This of course makes the individual liberal’s “reality” immune to criticism, because no one “reality” can ever overrule another. All realities are equal, in that it is impossible to say what the actual reality, if there is such a thing, is actually like. These “realities” are mere notions, concepts or ideas; they are all abstractions. At most he’ll admit that reality hypothetically could exist — but beyond that it must be utterly unknowable.
Abstractions as such aren’t necessarily a problem. In fact, they are an integral part of language itself. But when reality itself is perceived as an abstraction, the words themselves lose their anchoring in the world, and become a closed system where words only reference more words. Words become something separate and independent of… well, everything else.
In the end, the words lose all meaning, and the discord between what the liberal preaches and what he actually is becomes apparent for those with not only ears to hear, but eyes to see as well: He’ll talk forever about tolerance, or solidarity, or love while actually behaving like the most intolerant, solipsistic, bitter individual imaginable. And in some strange way, by virtue of the immense complexities of the human brain, he’ll more often than not be completely oblivious of this open hypocrisy of his — or at least appear as if he is… Because there is only the perception, and no reality, remember?

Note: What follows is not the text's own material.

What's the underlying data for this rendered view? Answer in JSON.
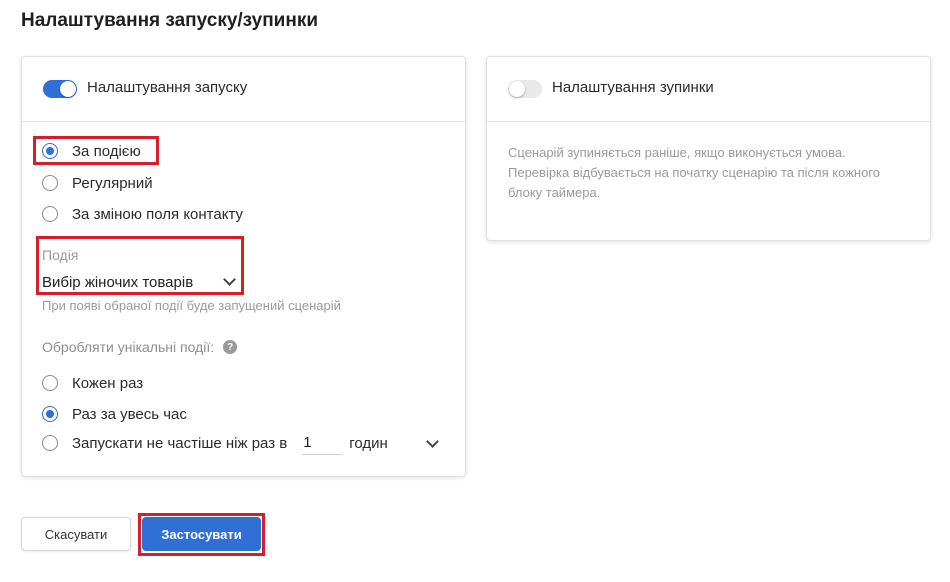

Maybe deep down inside he knows that he’s deceiving himself, but he’ll do his best to suppress such a suspicion, and you can bet that he’ll never admit it to others. As such, the liberal is like a miniature of modernity itself: superficial, unstable and unbearably self-righteous. Anger is understandable, but pointless, for the individual liberal is just a sign of the times. He is a symptom, and not the disease itself.

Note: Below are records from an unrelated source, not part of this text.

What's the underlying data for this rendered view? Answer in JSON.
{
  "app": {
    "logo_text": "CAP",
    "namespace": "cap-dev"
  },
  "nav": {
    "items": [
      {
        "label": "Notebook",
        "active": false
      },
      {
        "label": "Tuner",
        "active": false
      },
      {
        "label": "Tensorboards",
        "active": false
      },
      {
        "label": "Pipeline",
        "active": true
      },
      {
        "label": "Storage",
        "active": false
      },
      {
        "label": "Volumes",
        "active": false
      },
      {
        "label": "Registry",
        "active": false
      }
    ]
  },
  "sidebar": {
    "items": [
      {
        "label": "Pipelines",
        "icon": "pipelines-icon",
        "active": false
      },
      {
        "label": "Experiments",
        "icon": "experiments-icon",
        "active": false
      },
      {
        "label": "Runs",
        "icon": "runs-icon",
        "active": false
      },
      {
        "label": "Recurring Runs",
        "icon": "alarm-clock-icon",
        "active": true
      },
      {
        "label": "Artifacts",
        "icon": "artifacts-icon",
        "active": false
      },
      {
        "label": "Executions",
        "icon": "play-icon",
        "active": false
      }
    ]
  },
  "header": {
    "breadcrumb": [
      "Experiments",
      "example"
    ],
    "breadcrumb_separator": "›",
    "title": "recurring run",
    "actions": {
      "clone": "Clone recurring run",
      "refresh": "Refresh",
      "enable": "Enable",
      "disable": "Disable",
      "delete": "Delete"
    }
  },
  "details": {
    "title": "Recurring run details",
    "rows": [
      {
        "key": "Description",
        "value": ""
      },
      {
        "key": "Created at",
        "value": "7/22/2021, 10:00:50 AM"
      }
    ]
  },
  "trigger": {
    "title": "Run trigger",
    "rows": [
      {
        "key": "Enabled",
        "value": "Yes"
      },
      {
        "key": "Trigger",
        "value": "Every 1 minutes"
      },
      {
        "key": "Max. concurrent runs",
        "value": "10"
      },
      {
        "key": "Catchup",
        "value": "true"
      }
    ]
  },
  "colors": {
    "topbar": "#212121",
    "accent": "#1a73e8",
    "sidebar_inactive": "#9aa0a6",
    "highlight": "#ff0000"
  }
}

Modernity itself is nothing but an idea, you see, a hollow abstraction that can be cleansed from the mind. Perhaps this idea could be called a “reality” on some level… but in the end, there is nothing real about it. Some may take it to be dead serious, but actually it isn’t. In actuality it is a series of abstract notions about the world and humanity that aren’t very accurate, but unfortunately are believed by many, and thus destined to go down with a bang.
For those able to see beyond modernity, it will forever remain what it is, in spite of all the loud noises, the flashing neon signs, the pulsing traffic and dramatic entertainment-products trying to distract us into thinking otherwise: It’s an increasingly delusional dream of a civilization unable — or unwilling — to admit that being wrong is even a possibility, and therefore a civilization incapable of achievements that’ll reach beyond the here and now.
Tags: liberalism, realism, reality, solipsism